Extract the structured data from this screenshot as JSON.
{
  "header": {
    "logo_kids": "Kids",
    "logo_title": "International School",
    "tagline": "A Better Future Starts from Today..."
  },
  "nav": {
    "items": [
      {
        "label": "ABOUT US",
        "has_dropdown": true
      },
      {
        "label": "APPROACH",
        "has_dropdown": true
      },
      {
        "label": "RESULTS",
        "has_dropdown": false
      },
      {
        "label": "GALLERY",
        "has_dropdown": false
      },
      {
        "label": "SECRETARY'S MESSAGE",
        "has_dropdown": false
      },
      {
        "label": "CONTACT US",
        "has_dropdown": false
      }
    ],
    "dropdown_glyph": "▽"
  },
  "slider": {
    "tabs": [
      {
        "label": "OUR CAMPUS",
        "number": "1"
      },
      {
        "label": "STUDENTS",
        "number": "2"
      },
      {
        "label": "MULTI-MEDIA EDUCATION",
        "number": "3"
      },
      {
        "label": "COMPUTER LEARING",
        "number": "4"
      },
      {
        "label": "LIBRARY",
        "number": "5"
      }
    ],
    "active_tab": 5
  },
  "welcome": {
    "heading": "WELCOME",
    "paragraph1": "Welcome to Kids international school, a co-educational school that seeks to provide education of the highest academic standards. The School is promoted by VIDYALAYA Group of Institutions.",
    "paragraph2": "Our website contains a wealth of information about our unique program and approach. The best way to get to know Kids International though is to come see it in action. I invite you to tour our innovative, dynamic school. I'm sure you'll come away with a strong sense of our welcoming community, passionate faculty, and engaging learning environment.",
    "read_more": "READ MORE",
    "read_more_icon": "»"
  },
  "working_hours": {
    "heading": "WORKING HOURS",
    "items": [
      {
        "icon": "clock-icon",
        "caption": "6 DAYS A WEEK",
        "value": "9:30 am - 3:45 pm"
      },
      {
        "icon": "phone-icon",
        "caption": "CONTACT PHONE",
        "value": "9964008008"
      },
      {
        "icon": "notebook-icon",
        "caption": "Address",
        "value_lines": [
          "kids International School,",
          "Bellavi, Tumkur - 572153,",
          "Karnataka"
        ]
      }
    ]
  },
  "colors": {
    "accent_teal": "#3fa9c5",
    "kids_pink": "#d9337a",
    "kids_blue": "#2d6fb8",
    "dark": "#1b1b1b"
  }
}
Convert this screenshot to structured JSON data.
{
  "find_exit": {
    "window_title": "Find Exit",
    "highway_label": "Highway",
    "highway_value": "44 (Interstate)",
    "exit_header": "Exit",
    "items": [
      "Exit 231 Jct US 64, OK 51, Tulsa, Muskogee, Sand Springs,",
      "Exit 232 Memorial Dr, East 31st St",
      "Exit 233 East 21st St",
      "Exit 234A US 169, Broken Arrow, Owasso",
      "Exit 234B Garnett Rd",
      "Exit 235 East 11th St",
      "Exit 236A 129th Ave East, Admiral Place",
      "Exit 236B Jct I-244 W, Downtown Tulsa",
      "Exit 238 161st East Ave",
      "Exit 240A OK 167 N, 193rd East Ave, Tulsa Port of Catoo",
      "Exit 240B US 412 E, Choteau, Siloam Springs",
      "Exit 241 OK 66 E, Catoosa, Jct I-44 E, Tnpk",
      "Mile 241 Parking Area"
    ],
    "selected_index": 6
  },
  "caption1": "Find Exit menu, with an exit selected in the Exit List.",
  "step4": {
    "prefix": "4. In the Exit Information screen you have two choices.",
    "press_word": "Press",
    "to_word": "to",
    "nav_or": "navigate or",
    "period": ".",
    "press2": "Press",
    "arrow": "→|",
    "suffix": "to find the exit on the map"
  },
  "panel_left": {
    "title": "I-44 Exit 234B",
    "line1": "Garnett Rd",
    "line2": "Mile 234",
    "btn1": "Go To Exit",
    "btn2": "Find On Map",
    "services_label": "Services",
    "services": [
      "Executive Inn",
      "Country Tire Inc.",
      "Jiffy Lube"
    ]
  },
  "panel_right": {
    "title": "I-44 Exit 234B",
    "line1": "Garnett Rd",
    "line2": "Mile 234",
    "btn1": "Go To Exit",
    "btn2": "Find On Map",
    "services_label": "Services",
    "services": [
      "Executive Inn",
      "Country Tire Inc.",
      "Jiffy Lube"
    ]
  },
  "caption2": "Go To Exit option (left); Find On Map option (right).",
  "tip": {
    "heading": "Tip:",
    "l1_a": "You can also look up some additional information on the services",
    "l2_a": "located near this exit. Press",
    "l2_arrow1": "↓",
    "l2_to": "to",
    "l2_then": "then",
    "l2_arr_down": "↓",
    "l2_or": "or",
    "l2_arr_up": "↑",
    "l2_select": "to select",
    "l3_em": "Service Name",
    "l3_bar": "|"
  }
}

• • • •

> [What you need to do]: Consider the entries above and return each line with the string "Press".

> [Completed exercise]:
    "press_word": "Press",
    "press2": "Press",
    "l2_a": "located near this exit. Press",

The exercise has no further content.